Work to be completed → Reproduce the listing below precisely, leaving every line intact.

------------------------------------

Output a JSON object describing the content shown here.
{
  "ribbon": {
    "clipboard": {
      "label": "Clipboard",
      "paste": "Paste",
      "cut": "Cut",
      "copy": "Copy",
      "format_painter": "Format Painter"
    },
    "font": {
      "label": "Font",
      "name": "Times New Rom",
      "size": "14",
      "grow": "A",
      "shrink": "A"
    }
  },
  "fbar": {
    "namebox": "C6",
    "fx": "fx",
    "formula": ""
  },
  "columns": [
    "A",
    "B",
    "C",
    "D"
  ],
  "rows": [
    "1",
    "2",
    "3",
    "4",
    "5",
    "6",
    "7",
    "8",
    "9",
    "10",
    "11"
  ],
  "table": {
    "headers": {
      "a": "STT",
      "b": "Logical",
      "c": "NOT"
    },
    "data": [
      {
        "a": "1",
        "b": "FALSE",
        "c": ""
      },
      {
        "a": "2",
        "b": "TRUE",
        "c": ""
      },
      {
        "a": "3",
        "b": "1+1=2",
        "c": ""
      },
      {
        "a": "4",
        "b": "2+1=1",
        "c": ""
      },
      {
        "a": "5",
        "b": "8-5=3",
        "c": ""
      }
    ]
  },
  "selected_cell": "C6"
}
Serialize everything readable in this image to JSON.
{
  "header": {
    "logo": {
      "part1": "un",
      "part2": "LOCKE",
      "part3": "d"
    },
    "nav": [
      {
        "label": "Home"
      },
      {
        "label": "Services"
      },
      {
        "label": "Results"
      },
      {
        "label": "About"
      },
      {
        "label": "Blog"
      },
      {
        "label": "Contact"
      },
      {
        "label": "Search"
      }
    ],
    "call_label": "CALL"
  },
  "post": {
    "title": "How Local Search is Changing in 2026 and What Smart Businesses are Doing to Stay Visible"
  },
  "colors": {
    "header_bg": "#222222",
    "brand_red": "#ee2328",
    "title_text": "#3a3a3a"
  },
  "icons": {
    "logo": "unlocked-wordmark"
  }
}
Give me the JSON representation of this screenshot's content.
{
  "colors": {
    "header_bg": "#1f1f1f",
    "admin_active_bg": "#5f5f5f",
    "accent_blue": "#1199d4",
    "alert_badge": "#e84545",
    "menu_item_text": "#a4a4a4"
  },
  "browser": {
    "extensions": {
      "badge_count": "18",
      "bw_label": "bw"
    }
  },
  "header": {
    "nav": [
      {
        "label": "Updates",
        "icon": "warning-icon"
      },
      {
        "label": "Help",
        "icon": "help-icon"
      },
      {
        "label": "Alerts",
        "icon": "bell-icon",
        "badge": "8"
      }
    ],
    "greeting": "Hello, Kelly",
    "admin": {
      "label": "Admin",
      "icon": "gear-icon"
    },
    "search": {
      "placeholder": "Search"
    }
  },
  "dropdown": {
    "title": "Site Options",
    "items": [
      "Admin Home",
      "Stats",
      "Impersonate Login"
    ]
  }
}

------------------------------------

Task output →
Output a JSON object describing the content shown here.
{
  "ribbon": {
    "clipboard": {
      "label": "Clipboard",
      "paste": "Paste",
      "cut": "Cut",
      "copy": "Copy",
      "format_painter": "Format Painter"
    },
    "font": {
      "label": "Font",
      "name": "Times New Rom",
      "size": "14",
      "grow": "A",
      "shrink": "A"
    }
  },
  "fbar": {
    "namebox": "C6",
    "fx": "fx",
    "formula": ""
  },
  "columns": [
    "A",
    "B",
    "C",
    "D"
  ],
  "rows": [
    "1",
    "2",
    "3",
    "4",
    "5",
    "6",
    "7",
    "8",
    "9",
    "10",
    "11"
  ],
  "table": {
    "headers": {
      "a": "STT",
      "b": "Logical",
      "c": "NOT"
    },
    "data": [
      {
        "a": "1",
        "b": "FALSE",
        "c": ""
      },
      {
        "a": "2",
        "b": "TRUE",
        "c": ""
      },
      {
        "a": "3",
        "b": "1+1=2",
        "c": ""
      },
      {
        "a": "4",
        "b": "2+1=1",
        "c": ""
      },
      {
        "a": "5",
        "b": "8-5=3",
        "c": ""
      }
    ]
  },
  "selected_cell": "C6"
}
Serialize everything readable in this image to JSON.
{
  "header": {
    "logo": {
      "part1": "un",
      "part2": "LOCKE",
      "part3": "d"
    },
    "nav": [
      {
        "label": "Home"
      },
      {
        "label": "Services"
      },
      {
        "label": "Results"
      },
      {
        "label": "About"
      },
      {
        "label": "Blog"
      },
      {
        "label": "Contact"
      },
      {
        "label": "Search"
      }
    ],
    "call_label": "CALL"
  },
  "post": {
    "title": "How Local Search is Changing in 2026 and What Smart Businesses are Doing to Stay Visible"
  },
  "colors": {
    "header_bg": "#222222",
    "brand_red": "#ee2328",
    "title_text": "#3a3a3a"
  },
  "icons": {
    "logo": "unlocked-wordmark"
  }
}
Give me the JSON representation of this screenshot's content.
{
  "colors": {
    "header_bg": "#1f1f1f",
    "admin_active_bg": "#5f5f5f",
    "accent_blue": "#1199d4",
    "alert_badge": "#e84545",
    "menu_item_text": "#a4a4a4"
  },
  "browser": {
    "extensions": {
      "badge_count": "18",
      "bw_label": "bw"
    }
  },
  "header": {
    "nav": [
      {
        "label": "Updates",
        "icon": "warning-icon"
      },
      {
        "label": "Help",
        "icon": "help-icon"
      },
      {
        "label": "Alerts",
        "icon": "bell-icon",
        "badge": "8"
      }
    ],
    "greeting": "Hello, Kelly",
    "admin": {
      "label": "Admin",
      "icon": "gear-icon"
    },
    "search": {
      "placeholder": "Search"
    }
  },
  "dropdown": {
    "title": "Site Options",
    "items": [
      "Admin Home",
      "Stats",
      "Impersonate Login"
    ]
  }
}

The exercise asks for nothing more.